**Data**
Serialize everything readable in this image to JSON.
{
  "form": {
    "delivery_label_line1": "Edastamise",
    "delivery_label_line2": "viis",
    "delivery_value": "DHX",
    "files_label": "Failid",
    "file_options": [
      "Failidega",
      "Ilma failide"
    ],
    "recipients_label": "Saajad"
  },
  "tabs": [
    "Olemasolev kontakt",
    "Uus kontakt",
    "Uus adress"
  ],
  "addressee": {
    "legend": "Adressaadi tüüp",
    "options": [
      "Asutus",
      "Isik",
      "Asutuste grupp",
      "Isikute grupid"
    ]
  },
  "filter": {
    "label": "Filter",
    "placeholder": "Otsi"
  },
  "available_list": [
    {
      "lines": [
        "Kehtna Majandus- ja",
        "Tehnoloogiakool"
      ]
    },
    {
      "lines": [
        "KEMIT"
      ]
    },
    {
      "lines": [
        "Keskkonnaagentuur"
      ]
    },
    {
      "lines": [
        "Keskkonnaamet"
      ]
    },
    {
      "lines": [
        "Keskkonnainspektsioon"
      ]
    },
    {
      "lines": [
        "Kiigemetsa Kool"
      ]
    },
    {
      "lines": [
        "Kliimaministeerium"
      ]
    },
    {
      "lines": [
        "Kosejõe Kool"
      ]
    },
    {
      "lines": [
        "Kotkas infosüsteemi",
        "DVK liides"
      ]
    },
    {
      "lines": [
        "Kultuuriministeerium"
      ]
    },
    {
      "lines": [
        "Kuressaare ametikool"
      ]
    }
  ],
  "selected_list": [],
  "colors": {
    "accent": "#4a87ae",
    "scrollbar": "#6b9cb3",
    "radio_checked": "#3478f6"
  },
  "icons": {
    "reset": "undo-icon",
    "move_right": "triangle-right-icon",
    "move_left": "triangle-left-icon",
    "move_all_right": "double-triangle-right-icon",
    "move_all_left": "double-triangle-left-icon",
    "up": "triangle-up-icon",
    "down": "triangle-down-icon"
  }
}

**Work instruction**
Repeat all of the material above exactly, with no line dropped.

**Exercise solution**
Serialize everything readable in this image to JSON.
{
  "form": {
    "delivery_label_line1": "Edastamise",
    "delivery_label_line2": "viis",
    "delivery_value": "DHX",
    "files_label": "Failid",
    "file_options": [
      "Failidega",
      "Ilma failide"
    ],
    "recipients_label": "Saajad"
  },
  "tabs": [
    "Olemasolev kontakt",
    "Uus kontakt",
    "Uus adress"
  ],
  "addressee": {
    "legend": "Adressaadi tüüp",
    "options": [
      "Asutus",
      "Isik",
      "Asutuste grupp",
      "Isikute grupid"
    ]
  },
  "filter": {
    "label": "Filter",
    "placeholder": "Otsi"
  },
  "available_list": [
    {
      "lines": [
        "Kehtna Majandus- ja",
        "Tehnoloogiakool"
      ]
    },
    {
      "lines": [
        "KEMIT"
      ]
    },
    {
      "lines": [
        "Keskkonnaagentuur"
      ]
    },
    {
      "lines": [
        "Keskkonnaamet"
      ]
    },
    {
      "lines": [
        "Keskkonnainspektsioon"
      ]
    },
    {
      "lines": [
        "Kiigemetsa Kool"
      ]
    },
    {
      "lines": [
        "Kliimaministeerium"
      ]
    },
    {
      "lines": [
        "Kosejõe Kool"
      ]
    },
    {
      "lines": [
        "Kotkas infosüsteemi",
        "DVK liides"
      ]
    },
    {
      "lines": [
        "Kultuuriministeerium"
      ]
    },
    {
      "lines": [
        "Kuressaare ametikool"
      ]
    }
  ],
  "selected_list": [],
  "colors": {
    "accent": "#4a87ae",
    "scrollbar": "#6b9cb3",
    "radio_checked": "#3478f6"
  },
  "icons": {
    "reset": "undo-icon",
    "move_right": "triangle-right-icon",
    "move_left": "triangle-left-icon",
    "move_all_right": "double-triangle-right-icon",
    "move_all_left": "double-triangle-left-icon",
    "up": "triangle-up-icon",
    "down": "triangle-down-icon"
  }
}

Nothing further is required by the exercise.